### Exercise directions
Copy, from the material below, every line in which the word "text" can be found.

★ ★ ★ ★ ★

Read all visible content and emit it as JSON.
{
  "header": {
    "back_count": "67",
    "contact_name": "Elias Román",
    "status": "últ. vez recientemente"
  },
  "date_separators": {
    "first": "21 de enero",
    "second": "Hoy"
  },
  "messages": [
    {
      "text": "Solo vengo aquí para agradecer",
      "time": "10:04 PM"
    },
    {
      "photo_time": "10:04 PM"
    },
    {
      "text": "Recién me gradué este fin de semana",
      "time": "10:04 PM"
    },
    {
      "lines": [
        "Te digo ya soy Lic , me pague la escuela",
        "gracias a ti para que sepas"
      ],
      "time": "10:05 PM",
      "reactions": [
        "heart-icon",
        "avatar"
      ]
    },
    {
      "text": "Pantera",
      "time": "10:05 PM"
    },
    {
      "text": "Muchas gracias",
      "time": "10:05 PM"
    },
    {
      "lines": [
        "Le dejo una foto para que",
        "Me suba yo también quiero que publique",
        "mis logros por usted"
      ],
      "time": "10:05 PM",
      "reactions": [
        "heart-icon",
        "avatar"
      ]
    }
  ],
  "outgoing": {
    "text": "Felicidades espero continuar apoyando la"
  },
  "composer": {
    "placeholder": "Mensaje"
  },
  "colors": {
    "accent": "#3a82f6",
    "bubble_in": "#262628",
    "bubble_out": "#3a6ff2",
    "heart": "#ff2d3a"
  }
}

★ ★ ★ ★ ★

### Output of the exercise
      "text": "Solo vengo aquí para agradecer",
      "text": "Recién me gradué este fin de semana",
      "text": "Pantera",
      "text": "Muchas gracias",
    "text": "Felicidades espero continuar apoyando la"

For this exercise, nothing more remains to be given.